The effort is part of the American Competitiveness Initiative that President Bush discussed in his State of the Union message in January. The program calls for spending more than two hundred million dollars to improve the teaching of mathematics.
The Education Department says the experts will examine how to prepare for, and succeed in, learning algebra. One goal is to decide about teaching higher-level math at younger ages. American fifteen-year-olds performed below the average in math on the most recent Program for International Assessment.
Education Secretary Margaret Spellings says: "To keep America competitive in the twenty-first century, we must improve the way we teach math."

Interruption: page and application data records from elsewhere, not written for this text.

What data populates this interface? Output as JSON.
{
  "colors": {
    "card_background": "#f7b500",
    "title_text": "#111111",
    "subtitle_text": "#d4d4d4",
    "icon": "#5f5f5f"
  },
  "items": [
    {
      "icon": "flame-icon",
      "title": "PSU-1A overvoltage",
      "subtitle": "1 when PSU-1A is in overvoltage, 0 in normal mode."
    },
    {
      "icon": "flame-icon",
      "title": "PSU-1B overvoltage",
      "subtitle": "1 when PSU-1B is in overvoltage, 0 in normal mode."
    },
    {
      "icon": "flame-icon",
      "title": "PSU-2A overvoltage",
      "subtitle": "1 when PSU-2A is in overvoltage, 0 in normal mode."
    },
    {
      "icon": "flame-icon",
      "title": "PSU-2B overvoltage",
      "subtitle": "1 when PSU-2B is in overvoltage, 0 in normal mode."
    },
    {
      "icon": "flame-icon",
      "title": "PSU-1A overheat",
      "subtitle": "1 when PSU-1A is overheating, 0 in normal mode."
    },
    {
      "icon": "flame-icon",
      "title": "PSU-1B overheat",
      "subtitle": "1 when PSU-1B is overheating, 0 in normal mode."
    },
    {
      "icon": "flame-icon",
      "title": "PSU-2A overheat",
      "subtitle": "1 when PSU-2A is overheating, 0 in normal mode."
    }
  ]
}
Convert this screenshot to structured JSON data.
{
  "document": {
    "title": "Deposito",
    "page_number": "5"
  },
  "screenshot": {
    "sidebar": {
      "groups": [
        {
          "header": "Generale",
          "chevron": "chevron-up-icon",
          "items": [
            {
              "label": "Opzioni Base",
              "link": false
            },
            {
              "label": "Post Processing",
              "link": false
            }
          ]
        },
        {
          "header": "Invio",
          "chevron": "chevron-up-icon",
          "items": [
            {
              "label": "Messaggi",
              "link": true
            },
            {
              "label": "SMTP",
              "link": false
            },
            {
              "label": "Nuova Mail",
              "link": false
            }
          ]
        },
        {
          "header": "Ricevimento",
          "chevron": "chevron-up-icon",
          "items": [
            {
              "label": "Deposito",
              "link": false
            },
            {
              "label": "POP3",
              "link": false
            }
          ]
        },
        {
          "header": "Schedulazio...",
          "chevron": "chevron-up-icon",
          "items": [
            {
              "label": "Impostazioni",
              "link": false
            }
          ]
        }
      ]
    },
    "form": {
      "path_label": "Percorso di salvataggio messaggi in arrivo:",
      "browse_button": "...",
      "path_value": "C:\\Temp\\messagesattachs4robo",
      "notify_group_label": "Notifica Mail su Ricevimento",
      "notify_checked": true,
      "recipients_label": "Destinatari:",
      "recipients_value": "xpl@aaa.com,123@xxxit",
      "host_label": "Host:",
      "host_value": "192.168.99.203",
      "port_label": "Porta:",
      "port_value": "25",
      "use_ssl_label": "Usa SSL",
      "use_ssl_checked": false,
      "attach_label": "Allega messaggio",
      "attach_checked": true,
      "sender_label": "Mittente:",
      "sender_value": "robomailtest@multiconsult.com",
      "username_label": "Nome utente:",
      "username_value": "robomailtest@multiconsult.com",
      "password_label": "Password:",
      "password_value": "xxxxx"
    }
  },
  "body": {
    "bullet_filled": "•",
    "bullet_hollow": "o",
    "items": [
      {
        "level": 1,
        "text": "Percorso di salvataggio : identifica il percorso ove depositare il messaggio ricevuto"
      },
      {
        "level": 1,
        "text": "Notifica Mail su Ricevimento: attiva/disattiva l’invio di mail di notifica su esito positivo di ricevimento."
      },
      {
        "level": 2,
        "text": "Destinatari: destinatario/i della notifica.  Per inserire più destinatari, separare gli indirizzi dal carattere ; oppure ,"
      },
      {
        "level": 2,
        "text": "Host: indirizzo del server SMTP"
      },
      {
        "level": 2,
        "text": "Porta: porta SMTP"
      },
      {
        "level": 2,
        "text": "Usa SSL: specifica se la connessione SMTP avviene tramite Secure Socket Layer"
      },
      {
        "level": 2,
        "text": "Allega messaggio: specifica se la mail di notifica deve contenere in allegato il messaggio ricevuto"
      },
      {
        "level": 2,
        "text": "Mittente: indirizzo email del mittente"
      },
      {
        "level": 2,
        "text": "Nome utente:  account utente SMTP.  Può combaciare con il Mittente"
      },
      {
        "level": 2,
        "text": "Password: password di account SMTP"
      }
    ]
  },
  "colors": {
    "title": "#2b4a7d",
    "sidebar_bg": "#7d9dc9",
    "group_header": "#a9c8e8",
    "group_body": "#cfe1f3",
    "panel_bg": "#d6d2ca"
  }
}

But there is disagreement about which teaching methods are the most effective. Traditional ones depend heavily on memory and tests. Newer methods are based more on developing creative problem-solving skills.
Supporters of the traditional way say it may not be exciting but students get the right answers. Critics say many students never understand why the answers are correct.
Some say the best way to teach math is to combine the new and traditional methods. The debate is similar to the one over the best way to teach reading.
The National Mathematics Advisory Panel will be led by Larry Faulkner, a former president of the University of Texas at Austin. The seventeen experts also include the president of the National Council of Teachers of Mathematics.
A study has found that less than half of American high school graduates are prepared for college math. Other studies suggest that strong math skills developed in the early teen years can lead to college success.
The experts will consider scientifically based research and then advise the president and the education secretary. Margaret Spellings says all high school graduates need solid math skills. And she says the nation must give more high school students the chance to take advanced math and science courses.
The new advisory committee gives its first report in January. A final report is expected by February of two thousand eight.
This VOA Special English EDUCATION REPORT was written by Nancy Steinbach. Read and listen to our reports at voaspecialenglish.com. I'm Steve Ember.